* **Exercise**:
If a line in the data holds "months", copy that line out in full.

[Element data from apps and pages]
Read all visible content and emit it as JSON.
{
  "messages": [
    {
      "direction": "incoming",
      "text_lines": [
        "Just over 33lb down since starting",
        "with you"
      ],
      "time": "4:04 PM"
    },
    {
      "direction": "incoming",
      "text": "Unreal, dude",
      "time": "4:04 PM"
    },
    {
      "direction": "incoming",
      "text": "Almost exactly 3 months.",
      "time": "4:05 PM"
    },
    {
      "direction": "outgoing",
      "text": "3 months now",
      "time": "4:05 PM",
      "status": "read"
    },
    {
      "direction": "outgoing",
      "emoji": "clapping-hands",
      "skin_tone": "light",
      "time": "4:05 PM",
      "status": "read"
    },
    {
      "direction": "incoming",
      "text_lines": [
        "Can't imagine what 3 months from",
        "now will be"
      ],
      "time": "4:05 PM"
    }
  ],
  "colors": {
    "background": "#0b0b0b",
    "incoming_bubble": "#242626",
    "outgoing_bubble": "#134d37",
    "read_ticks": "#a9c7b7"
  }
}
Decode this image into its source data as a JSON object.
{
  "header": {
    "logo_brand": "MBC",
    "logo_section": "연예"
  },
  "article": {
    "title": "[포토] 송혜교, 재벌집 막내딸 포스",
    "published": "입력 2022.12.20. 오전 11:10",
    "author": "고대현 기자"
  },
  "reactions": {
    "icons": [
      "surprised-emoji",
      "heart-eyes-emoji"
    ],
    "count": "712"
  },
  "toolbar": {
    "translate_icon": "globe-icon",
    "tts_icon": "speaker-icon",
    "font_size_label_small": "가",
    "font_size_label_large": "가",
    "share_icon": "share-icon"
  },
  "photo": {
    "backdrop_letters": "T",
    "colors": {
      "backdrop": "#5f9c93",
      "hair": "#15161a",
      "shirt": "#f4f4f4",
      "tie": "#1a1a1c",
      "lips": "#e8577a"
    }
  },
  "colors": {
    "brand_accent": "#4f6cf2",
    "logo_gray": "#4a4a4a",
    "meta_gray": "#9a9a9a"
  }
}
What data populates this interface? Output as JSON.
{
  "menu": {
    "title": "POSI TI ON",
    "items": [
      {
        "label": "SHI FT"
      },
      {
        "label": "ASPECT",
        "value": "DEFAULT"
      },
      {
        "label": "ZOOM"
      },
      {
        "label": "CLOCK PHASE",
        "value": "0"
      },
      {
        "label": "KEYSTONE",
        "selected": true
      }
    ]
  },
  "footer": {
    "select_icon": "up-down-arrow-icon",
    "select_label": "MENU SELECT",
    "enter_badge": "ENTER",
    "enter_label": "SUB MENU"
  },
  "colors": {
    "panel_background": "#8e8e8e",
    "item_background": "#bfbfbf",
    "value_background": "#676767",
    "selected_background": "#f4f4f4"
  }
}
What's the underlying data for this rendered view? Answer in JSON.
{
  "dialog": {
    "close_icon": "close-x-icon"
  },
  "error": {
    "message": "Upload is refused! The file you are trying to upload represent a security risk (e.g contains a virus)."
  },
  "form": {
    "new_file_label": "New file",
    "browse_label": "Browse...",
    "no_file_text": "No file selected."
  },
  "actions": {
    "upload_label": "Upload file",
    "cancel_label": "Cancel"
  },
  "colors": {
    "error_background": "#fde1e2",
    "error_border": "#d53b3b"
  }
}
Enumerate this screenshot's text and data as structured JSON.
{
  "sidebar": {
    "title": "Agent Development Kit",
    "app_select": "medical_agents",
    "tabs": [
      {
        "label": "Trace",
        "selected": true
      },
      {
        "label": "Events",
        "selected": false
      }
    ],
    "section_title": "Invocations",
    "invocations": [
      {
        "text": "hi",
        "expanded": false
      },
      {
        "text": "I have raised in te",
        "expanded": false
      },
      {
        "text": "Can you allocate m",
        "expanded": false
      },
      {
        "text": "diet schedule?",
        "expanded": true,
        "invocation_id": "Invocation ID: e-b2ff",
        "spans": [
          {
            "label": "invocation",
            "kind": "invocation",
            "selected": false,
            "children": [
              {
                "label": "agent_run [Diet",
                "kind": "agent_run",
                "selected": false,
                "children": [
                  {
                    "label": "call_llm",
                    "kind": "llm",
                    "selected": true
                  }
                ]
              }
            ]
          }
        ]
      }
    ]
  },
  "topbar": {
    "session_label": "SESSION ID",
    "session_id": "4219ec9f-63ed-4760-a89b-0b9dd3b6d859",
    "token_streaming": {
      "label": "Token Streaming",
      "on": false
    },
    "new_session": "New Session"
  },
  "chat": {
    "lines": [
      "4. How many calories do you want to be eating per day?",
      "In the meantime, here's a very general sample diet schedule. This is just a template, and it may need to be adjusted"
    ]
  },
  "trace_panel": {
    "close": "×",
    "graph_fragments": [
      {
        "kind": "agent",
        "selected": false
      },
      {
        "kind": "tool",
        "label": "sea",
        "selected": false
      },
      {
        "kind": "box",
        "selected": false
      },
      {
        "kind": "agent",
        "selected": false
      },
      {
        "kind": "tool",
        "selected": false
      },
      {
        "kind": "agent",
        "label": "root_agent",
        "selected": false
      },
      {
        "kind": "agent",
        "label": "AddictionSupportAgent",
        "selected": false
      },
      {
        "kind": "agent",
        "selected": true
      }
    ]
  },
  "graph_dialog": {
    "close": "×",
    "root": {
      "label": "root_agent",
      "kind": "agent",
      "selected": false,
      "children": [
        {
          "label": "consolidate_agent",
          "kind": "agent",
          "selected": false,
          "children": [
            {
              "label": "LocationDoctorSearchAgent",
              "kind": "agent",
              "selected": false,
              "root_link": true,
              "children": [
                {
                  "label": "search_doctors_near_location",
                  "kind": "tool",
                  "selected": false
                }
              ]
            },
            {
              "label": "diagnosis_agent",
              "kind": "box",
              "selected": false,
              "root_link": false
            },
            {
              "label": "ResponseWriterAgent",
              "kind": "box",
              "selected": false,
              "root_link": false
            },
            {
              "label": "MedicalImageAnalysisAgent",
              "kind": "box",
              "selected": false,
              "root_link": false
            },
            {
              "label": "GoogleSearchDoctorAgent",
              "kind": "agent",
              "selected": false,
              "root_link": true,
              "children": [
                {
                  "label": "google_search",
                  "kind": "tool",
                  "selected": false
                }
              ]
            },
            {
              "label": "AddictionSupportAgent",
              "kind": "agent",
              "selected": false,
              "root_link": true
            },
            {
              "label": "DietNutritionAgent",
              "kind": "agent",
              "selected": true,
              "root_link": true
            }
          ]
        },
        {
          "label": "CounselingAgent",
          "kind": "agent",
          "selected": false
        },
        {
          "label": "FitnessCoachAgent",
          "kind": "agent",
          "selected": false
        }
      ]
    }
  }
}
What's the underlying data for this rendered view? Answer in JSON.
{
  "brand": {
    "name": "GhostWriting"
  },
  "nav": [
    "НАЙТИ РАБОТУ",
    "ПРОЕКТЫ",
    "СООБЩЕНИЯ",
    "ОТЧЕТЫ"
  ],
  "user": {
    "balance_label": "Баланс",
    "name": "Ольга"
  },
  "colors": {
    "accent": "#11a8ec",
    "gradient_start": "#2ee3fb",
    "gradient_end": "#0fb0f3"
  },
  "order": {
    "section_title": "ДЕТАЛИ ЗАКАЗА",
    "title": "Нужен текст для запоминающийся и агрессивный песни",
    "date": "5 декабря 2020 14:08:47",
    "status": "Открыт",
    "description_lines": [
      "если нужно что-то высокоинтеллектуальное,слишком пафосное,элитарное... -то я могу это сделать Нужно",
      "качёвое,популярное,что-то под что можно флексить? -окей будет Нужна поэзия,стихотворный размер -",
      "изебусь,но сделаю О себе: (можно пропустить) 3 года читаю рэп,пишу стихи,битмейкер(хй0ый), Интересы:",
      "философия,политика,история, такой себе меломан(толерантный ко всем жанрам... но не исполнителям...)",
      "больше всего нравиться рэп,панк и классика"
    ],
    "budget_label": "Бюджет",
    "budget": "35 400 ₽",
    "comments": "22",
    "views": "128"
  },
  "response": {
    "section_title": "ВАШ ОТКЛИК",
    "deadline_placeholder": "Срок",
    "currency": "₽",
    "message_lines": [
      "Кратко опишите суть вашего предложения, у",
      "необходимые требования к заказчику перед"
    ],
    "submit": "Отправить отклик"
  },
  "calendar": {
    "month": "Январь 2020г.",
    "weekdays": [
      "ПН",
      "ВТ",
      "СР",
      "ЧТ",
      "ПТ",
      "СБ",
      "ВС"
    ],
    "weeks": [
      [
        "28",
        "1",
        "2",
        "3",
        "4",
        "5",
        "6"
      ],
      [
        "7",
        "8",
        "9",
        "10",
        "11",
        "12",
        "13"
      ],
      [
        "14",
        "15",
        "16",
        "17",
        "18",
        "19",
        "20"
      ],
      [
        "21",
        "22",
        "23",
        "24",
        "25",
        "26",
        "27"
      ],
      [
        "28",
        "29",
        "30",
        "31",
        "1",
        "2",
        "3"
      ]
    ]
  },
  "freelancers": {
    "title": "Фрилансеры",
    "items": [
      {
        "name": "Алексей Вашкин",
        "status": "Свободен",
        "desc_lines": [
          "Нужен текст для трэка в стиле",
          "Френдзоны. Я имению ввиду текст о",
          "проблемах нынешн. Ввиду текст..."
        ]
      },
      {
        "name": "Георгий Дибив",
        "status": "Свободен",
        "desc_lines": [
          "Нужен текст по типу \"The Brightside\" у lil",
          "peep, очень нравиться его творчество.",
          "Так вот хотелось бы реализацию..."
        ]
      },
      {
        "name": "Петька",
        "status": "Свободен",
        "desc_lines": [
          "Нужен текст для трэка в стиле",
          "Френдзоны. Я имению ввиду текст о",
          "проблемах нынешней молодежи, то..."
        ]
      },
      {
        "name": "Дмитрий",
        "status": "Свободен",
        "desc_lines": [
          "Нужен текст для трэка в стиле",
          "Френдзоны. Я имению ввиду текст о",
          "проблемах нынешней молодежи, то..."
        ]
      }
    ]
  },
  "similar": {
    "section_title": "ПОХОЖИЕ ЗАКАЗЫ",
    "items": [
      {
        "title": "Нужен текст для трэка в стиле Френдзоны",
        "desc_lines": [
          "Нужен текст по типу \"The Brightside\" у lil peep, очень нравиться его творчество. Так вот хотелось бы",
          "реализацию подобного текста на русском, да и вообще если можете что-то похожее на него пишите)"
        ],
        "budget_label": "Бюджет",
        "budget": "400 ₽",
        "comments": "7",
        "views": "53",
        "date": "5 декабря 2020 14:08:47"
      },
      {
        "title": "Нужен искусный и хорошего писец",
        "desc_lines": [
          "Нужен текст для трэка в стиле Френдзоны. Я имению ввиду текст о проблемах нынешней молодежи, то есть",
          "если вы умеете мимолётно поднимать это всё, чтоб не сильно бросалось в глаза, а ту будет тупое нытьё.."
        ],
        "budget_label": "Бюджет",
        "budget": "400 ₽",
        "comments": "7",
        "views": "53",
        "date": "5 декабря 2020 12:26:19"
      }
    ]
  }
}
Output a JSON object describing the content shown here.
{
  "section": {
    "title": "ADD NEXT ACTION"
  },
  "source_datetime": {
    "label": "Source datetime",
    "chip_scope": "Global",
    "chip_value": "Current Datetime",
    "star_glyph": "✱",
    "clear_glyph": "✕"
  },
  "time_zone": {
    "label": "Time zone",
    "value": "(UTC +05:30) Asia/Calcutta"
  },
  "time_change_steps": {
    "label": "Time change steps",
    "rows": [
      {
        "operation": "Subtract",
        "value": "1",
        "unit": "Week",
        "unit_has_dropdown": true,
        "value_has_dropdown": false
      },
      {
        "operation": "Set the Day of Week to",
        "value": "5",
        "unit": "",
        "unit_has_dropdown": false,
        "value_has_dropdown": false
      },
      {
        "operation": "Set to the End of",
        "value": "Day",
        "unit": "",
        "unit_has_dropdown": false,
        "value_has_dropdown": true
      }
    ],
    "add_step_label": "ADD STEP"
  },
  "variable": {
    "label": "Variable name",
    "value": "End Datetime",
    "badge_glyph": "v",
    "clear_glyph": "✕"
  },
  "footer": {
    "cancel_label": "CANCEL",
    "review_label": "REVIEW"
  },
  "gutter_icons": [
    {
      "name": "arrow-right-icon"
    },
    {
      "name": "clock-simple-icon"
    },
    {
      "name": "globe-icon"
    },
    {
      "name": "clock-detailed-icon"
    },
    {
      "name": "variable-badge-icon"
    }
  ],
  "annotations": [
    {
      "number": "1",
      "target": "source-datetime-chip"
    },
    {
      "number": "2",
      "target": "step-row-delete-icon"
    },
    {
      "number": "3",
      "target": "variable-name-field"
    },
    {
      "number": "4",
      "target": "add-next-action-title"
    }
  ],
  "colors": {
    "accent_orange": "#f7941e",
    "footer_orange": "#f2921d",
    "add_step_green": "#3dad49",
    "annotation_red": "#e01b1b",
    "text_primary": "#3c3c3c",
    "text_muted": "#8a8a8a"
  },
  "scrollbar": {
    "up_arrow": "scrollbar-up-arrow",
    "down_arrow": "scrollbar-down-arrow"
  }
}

* **Your response**:
      "text": "Almost exactly 3 months.",
      "text": "3 months now",
        "Can't imagine what 3 months from",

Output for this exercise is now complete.